3. Animal Man Vol. 1, #1 through #26


Writer: Grant Morrison
Artist: Chas Truog
Publisher: DC Comics

I first picked up Animal Man as a preteen animal lover considering going vegan. Thanks to New X-Men, which was still in its early issues, Grant Morrison was one of the first creator names I recognized, but I wasn't super impressed with the serviceable, dated art or the nonsensical crossover in the opening issues, until BOOM, "The Coyote Gospel" comes out of nowhere in issue #5 and the book blows my undeveloped mind. I quickly followed Morrison to Doom Patrol, The Invisibles, The Filth, and all manner of books that fully seduced my innocence and made me the messed-up man I am today.

2. The Sandman


Writer: Neil Gaiman
Artist: Sam Kieth, Charles Vess, Jill Thompson, P. Craig Russell, Others
Publisher: Vertigo/ DC Comics

Paste's own Sean Edgar said to me recently that The Sandman is the greatest comic of all time, and after a moment's consideration, I easily agreed. It seems absurd to finger one story in an absolutely immense medium as the best, but I can't put forward one serious contender to Neil Gaiman's sweeping dark fantasy epic. Every plot thread, every bit character, every one-off issue means something in the grand scheme of Morpheus' saga. The first time I ever cried reading a comic was the final volume of The Sandman, appropriately titled The Wake, in the early hours of the morning on a school night, in hurt disbelief that it was really over.

1. New X-Men #114 through #154


Writer: Grant Morrison
Artists: Frank Quitely, Phil Jimenez, Igor Kordey, Others
Publisher: Marvel Comics
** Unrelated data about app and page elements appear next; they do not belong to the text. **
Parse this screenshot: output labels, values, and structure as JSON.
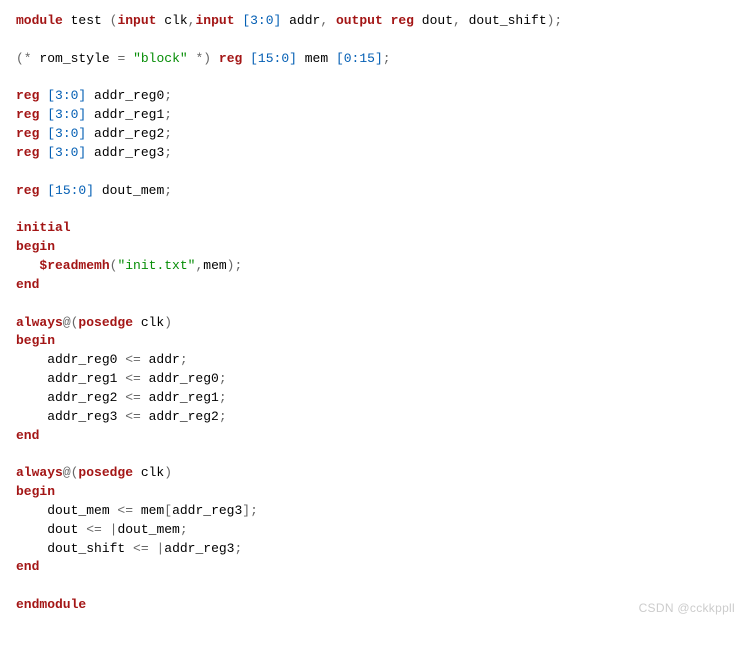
{
  "code": {
    "l1_module": "module",
    "l1_test": " test ",
    "l1_p1": "(",
    "l1_input1": "input",
    "l1_clk": " clk",
    "l1_comma1": ",",
    "l1_input2": "input",
    "l1_sp1": " ",
    "l1_idx1": "[3:0]",
    "l1_addr": " addr",
    "l1_comma2": ", ",
    "l1_output": "output",
    "l1_sp2": " ",
    "l1_reg": "reg",
    "l1_dout": " dout",
    "l1_comma3": ", ",
    "l1_doutshift": "dout_shift",
    "l1_p2": ");",
    "l3_p1": "(*",
    "l3_romstyle": " rom_style ",
    "l3_eq": "=",
    "l3_sp": " ",
    "l3_str": "\"block\"",
    "l3_sp2": " ",
    "l3_p2": "*)",
    "l3_sp3": " ",
    "l3_reg": "reg",
    "l3_sp4": " ",
    "l3_idx1": "[15:0]",
    "l3_mem": " mem ",
    "l3_idx2": "[0:15]",
    "l3_semi": ";",
    "l5_reg": "reg",
    "l5_sp": " ",
    "l5_idx": "[3:0]",
    "l5_ar0": " addr_reg0",
    "l5_semi": ";",
    "l6_reg": "reg",
    "l6_sp": " ",
    "l6_idx": "[3:0]",
    "l6_ar1": " addr_reg1",
    "l6_semi": ";",
    "l7_reg": "reg",
    "l7_sp": " ",
    "l7_idx": "[3:0]",
    "l7_ar2": " addr_reg2",
    "l7_semi": ";",
    "l8_reg": "reg",
    "l8_sp": " ",
    "l8_idx": "[3:0]",
    "l8_ar3": " addr_reg3",
    "l8_semi": ";",
    "l10_reg": "reg",
    "l10_sp": " ",
    "l10_idx": "[15:0]",
    "l10_dm": " dout_mem",
    "l10_semi": ";",
    "l12_initial": "initial",
    "l13_begin": "begin",
    "l14_ind": "   ",
    "l14_readmemh": "$readmemh",
    "l14_p1": "(",
    "l14_str": "\"init.txt\"",
    "l14_comma": ",",
    "l14_mem": "mem",
    "l14_p2": ");",
    "l15_end": "end",
    "l17_always": "always",
    "l17_at": "@(",
    "l17_posedge": "posedge",
    "l17_clk": " clk",
    "l17_p2": ")",
    "l18_begin": "begin",
    "l19": "    addr_reg0 ",
    "l19_op": "<=",
    "l19b": " addr",
    "l19_semi": ";",
    "l20": "    addr_reg1 ",
    "l20_op": "<=",
    "l20b": " addr_reg0",
    "l20_semi": ";",
    "l21": "    addr_reg2 ",
    "l21_op": "<=",
    "l21b": " addr_reg1",
    "l21_semi": ";",
    "l22": "    addr_reg3 ",
    "l22_op": "<=",
    "l22b": " addr_reg2",
    "l22_semi": ";",
    "l23_end": "end",
    "l25_always": "always",
    "l25_at": "@(",
    "l25_posedge": "posedge",
    "l25_clk": " clk",
    "l25_p2": ")",
    "l26_begin": "begin",
    "l27": "    dout_mem ",
    "l27_op": "<=",
    "l27b": " mem",
    "l27_br1": "[",
    "l27c": "addr_reg3",
    "l27_br2": "];",
    "l28": "    dout ",
    "l28_op": "<=",
    "l28b": " ",
    "l28_pipe": "|",
    "l28c": "dout_mem",
    "l28_semi": ";",
    "l29": "    dout_shift ",
    "l29_op": "<=",
    "l29b": " ",
    "l29_pipe": "|",
    "l29c": "addr_reg3",
    "l29_semi": ";",
    "l30_end": "end",
    "l32_endmodule": "endmodule"
  },
  "watermark": "CSDN @cckkppll"
}
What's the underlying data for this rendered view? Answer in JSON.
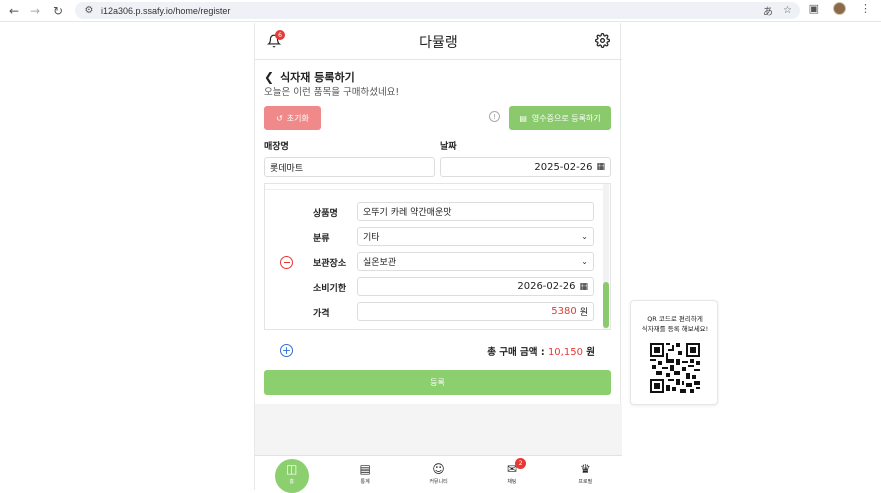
{
  "browser": {
    "url": "i12a306.p.ssafy.io/home/register"
  },
  "header": {
    "title": "다뮬랭",
    "notification_count": "6"
  },
  "page": {
    "title": "식자재 등록하기",
    "subtitle": "오늘은 이런 품목을 구매하셨네요!"
  },
  "actions": {
    "reset_label": "초기화",
    "receipt_label": "영수증으로 등록하기"
  },
  "store": {
    "label": "매장명",
    "value": "롯데마트"
  },
  "date": {
    "label": "날짜",
    "value": "2025-02-26"
  },
  "item": {
    "name_label": "상품명",
    "name_value": "오뚜기 카레 약간매운맛",
    "category_label": "분류",
    "category_value": "기타",
    "storage_label": "보관장소",
    "storage_value": "실온보관",
    "expiry_label": "소비기한",
    "expiry_value": "2026-02-26",
    "price_label": "가격",
    "price_value": "5380",
    "price_unit": "원"
  },
  "total": {
    "label": "총 구매 금액 : ",
    "value": "10,150",
    "unit": "원"
  },
  "submit_label": "등록",
  "nav": {
    "items": [
      {
        "label": "홈",
        "icon": "fridge-icon"
      },
      {
        "label": "통계",
        "icon": "bar-chart-icon"
      },
      {
        "label": "커뮤니티",
        "icon": "community-icon"
      },
      {
        "label": "채팅",
        "icon": "chat-icon",
        "badge": "2"
      },
      {
        "label": "프로필",
        "icon": "chef-icon"
      }
    ]
  },
  "qr": {
    "line1": "QR 코드로 편리하게",
    "line2": "식자재를 등록 해보세요!"
  },
  "colors": {
    "accent_green": "#8bcf6e",
    "reset_red": "#f08a8a",
    "price_red": "#e53935",
    "add_blue": "#2f6fd6"
  }
}
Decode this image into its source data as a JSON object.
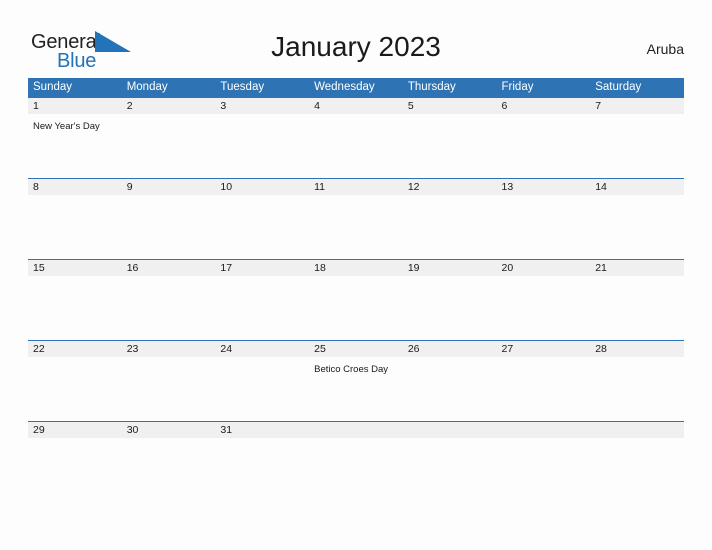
{
  "brand": {
    "line1": "General",
    "line2": "Blue",
    "flag_icon": "blue-triangle-flag-icon",
    "line1_color": "#231f20",
    "line2_color": "#2273b8",
    "flag_color": "#2273b8"
  },
  "header": {
    "title": "January 2023",
    "region": "Aruba"
  },
  "colors": {
    "header_blue": "#2e74b5",
    "row_band_gray": "#f0f0f0",
    "page_background": "#fdfdfd",
    "text_dark": "#1a1a1a"
  },
  "calendar": {
    "weekdays": [
      "Sunday",
      "Monday",
      "Tuesday",
      "Wednesday",
      "Thursday",
      "Friday",
      "Saturday"
    ],
    "weeks": [
      {
        "days": [
          {
            "num": "1",
            "event": "New Year's Day"
          },
          {
            "num": "2",
            "event": ""
          },
          {
            "num": "3",
            "event": ""
          },
          {
            "num": "4",
            "event": ""
          },
          {
            "num": "5",
            "event": ""
          },
          {
            "num": "6",
            "event": ""
          },
          {
            "num": "7",
            "event": ""
          }
        ]
      },
      {
        "days": [
          {
            "num": "8",
            "event": ""
          },
          {
            "num": "9",
            "event": ""
          },
          {
            "num": "10",
            "event": ""
          },
          {
            "num": "11",
            "event": ""
          },
          {
            "num": "12",
            "event": ""
          },
          {
            "num": "13",
            "event": ""
          },
          {
            "num": "14",
            "event": ""
          }
        ]
      },
      {
        "days": [
          {
            "num": "15",
            "event": ""
          },
          {
            "num": "16",
            "event": ""
          },
          {
            "num": "17",
            "event": ""
          },
          {
            "num": "18",
            "event": ""
          },
          {
            "num": "19",
            "event": ""
          },
          {
            "num": "20",
            "event": ""
          },
          {
            "num": "21",
            "event": ""
          }
        ]
      },
      {
        "days": [
          {
            "num": "22",
            "event": ""
          },
          {
            "num": "23",
            "event": ""
          },
          {
            "num": "24",
            "event": ""
          },
          {
            "num": "25",
            "event": "Betico Croes Day"
          },
          {
            "num": "26",
            "event": ""
          },
          {
            "num": "27",
            "event": ""
          },
          {
            "num": "28",
            "event": ""
          }
        ]
      },
      {
        "days": [
          {
            "num": "29",
            "event": ""
          },
          {
            "num": "30",
            "event": ""
          },
          {
            "num": "31",
            "event": ""
          },
          {
            "num": "",
            "event": ""
          },
          {
            "num": "",
            "event": ""
          },
          {
            "num": "",
            "event": ""
          },
          {
            "num": "",
            "event": ""
          }
        ]
      }
    ]
  }
}
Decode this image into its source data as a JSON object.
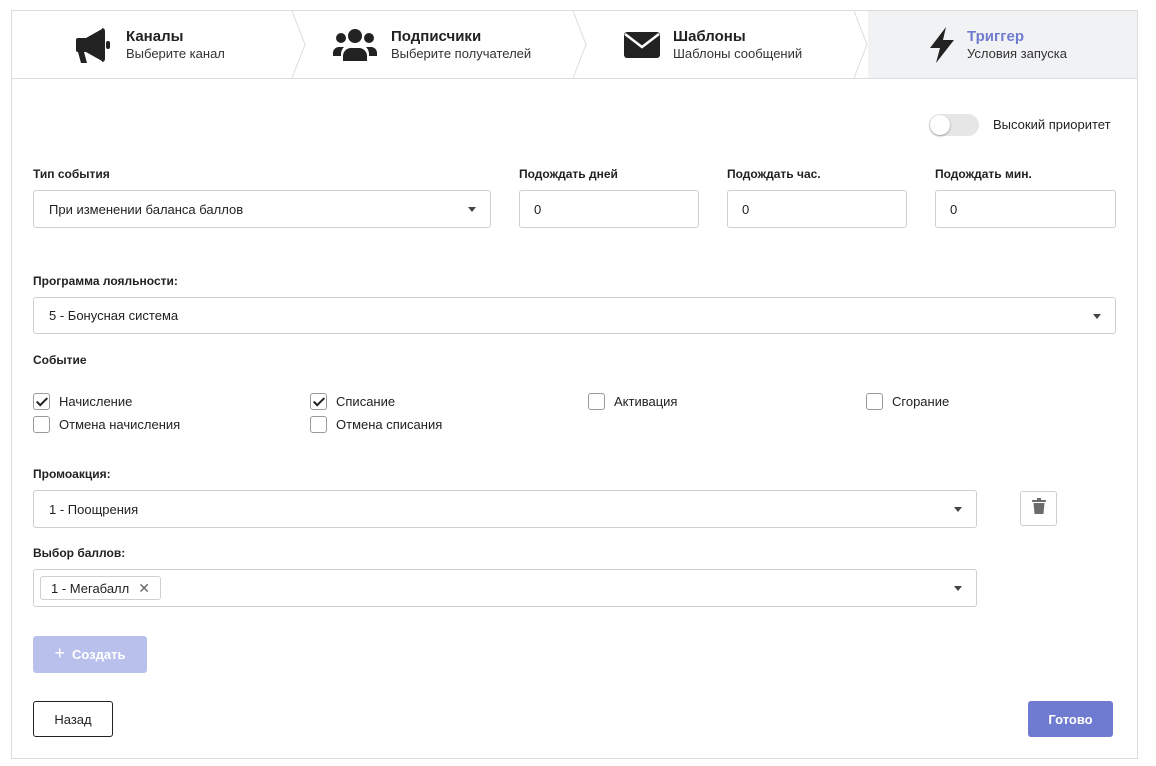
{
  "steps": [
    {
      "title": "Каналы",
      "subtitle": "Выберите канал",
      "icon": "megaphone-icon"
    },
    {
      "title": "Подписчики",
      "subtitle": "Выберите получателей",
      "icon": "users-icon"
    },
    {
      "title": "Шаблоны",
      "subtitle": "Шаблоны сообщений",
      "icon": "envelope-icon"
    },
    {
      "title": "Триггер",
      "subtitle": "Условия запуска",
      "icon": "lightning-icon"
    }
  ],
  "priority": {
    "label": "Высокий приоритет",
    "enabled": false
  },
  "event_type": {
    "label": "Тип события",
    "value": "При изменении баланса баллов"
  },
  "wait_days": {
    "label": "Подождать дней",
    "value": "0"
  },
  "wait_hours": {
    "label": "Подождать час.",
    "value": "0"
  },
  "wait_minutes": {
    "label": "Подождать мин.",
    "value": "0"
  },
  "loyalty": {
    "label": "Программа лояльности:",
    "value": "5 - Бонусная система"
  },
  "event": {
    "label": "Событие",
    "options": [
      {
        "label": "Начисление",
        "checked": true
      },
      {
        "label": "Списание",
        "checked": true
      },
      {
        "label": "Активация",
        "checked": false
      },
      {
        "label": "Сгорание",
        "checked": false
      },
      {
        "label": "Отмена начисления",
        "checked": false
      },
      {
        "label": "Отмена списания",
        "checked": false
      }
    ]
  },
  "promo": {
    "label": "Промоакция:",
    "value": "1 - Поощрения"
  },
  "points": {
    "label": "Выбор баллов:",
    "tag": "1 - Мегабалл",
    "tag_remove": "✕"
  },
  "buttons": {
    "create_plus": "+",
    "create": "Создать",
    "back": "Назад",
    "done": "Готово"
  },
  "colors": {
    "accent": "#6f7bd1",
    "accent_light": "#b9c0ec",
    "active_step_bg": "#f1f2f4"
  }
}
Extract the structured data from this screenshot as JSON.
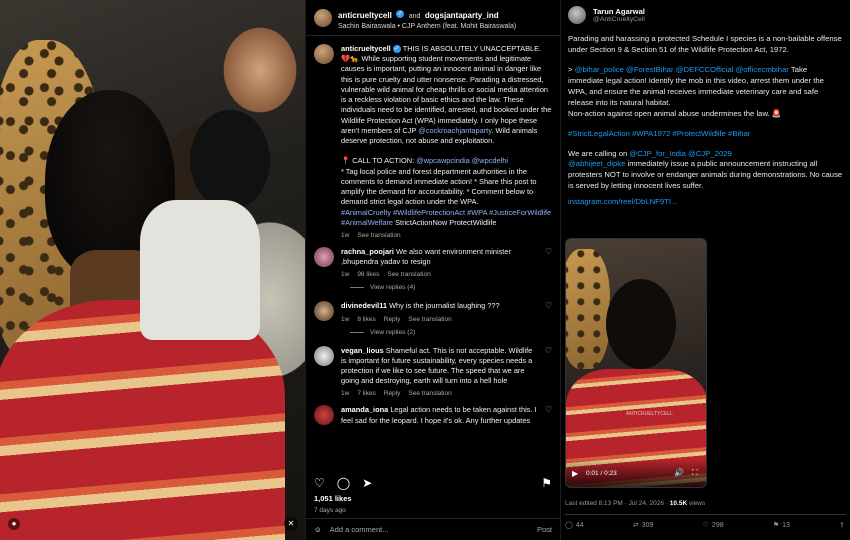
{
  "video": {
    "mute_icon": "speaker-muted-icon",
    "profile_icon": "person-icon"
  },
  "instagram": {
    "header": {
      "user1": "anticrueltycell",
      "joiner": "and",
      "user2": "dogsjantaparty_ind",
      "audio": "Sachin Bairaswala • CJP Anthem (feat. Mohit Bairaswala)"
    },
    "caption": {
      "user": "anticrueltycell",
      "p1": "THIS IS ABSOLUTELY UNACCEPTABLE. 💔🐆 While supporting student movements and legitimate causes is important, putting an innocent animal in danger like this is pure cruelty and utter nonsense. Parading a distressed, vulnerable wild animal for cheap thrills or social media attention is a reckless violation of basic ethics and the law. These individuals need to be identified, arrested, and booked under the Wildlife Protection Act (WPA) immediately. I only hope these aren't members of CJP",
      "p1_tag": "@cockroachjantaparty",
      "p1_end": ". Wild animals deserve protection, not abuse and exploitation.",
      "cta_head": "📍 CALL TO ACTION:",
      "cta_tags": "@wpcawpcindia @wpcdelhi",
      "cta_lines": "* Tag local police and forest department authorities in the comments to demand immediate action! * Share this post to amplify the demand for accountability. * Comment below to demand strict legal action under the WPA.",
      "hashtags": "#AnimalCruelty #WildlifeProtectionAct #WPA #JusticeForWildlife #AnimalWelfare",
      "hashtags_end": "StrictActionNow ProtectWildlife",
      "meta_time": "1w",
      "meta_action": "See translation"
    },
    "comments": [
      {
        "user": "rachna_poojari",
        "text": "We also want environment minister ,bhupendra yadav to resign",
        "time": "1w",
        "likes": "98 likes",
        "reply": "",
        "translate": "See translation",
        "replies": "View replies (4)"
      },
      {
        "user": "divinedevil11",
        "text": "Why is the journalist laughing ???",
        "time": "1w",
        "likes": "8 likes",
        "reply": "Reply",
        "translate": "See translation",
        "replies": "View replies (2)"
      },
      {
        "user": "vegan_lious",
        "text": "Shameful act. This is not acceptable. Wildlife is important for future sustainability, every species needs a protection if we like to see future. The speed that we are going and destroying, earth will turn into a hell hole",
        "time": "1w",
        "likes": "7 likes",
        "reply": "Reply",
        "translate": "See translation",
        "replies": ""
      },
      {
        "user": "amanda_iona",
        "text": "Legal action needs to be taken against this. I feel sad for the leopard. I hope it's ok. Any further updates",
        "time": "",
        "likes": "",
        "reply": "",
        "translate": "",
        "replies": ""
      }
    ],
    "likes": "1,051 likes",
    "time_ago": "7 days ago",
    "add_comment": "Add a comment...",
    "post_label": "Post"
  },
  "x_post": {
    "name": "Tarun Agarwal",
    "handle": "@AntiCrueltyCell",
    "p1": "Parading and harassing a protected Schedule I species is a non-bailable offense under Section 9 & Section 51 of the Wildlife Protection Act, 1972.",
    "p2_prefix": ">",
    "p2_tags": "@bihar_police @ForestBihar @DEFCCOfficial @officecmbihar",
    "p2_text": "Take immediate legal action! Identify the mob in this video, arrest them under the WPA, and ensure the animal receives immediate veterinary care and safe release into its natural habitat.",
    "p2_end": "Non-action against open animal abuse undermines the law. 🚨",
    "hashtags": "#StrictLegalAction #WPA1972 #ProtectWildlife #Bihar",
    "p3_a": "We are calling on",
    "p3_tags": "@CJP_for_India @CJP_2029",
    "p3_tag2": "@abhijeet_dipke",
    "p3_b": "immediately issue a public announcement instructing all protesters NOT to involve or endanger animals during demonstrations. No cause is served by letting innocent lives suffer.",
    "link": "instagram.com/reel/DbLNF9TI...",
    "media_time": "0:01 / 0:23",
    "media_watermark": "ANTICRUELTYCELL",
    "last_edited": "Last edited 8:13 PM · Jul 24, 2026 ·",
    "views_count": "10.5K",
    "views_label": "views",
    "replies": "44",
    "reposts": "309",
    "likes": "298",
    "bookmarks": "13"
  }
}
I've loved the X-Men since discovering a used VHS of Pryde of the X-Men in the early '90s, but I've never been as thrilled by the franchise as when Morrison and Quitely burned it to the ground, slapped black leather on it and put it back together again. Across 41 issues, Morrison turned the mutant metaphor queer, making X-Gene carriers persecuted and desired, taboo but arousing. Xorn is one of the great modern long-form storytelling twists, and Marvel promptly shat on it and every other change that Morrison made as soon as the Scottish scribe left the book, but no amount of retconning can erase this epoch-defining mission statement. Bonus personal memory: I took #116 to school for a show-and-tell and no one seemed to mind a sixth-grader carrying around a comic with a barely-clad Emma Frost on the cover.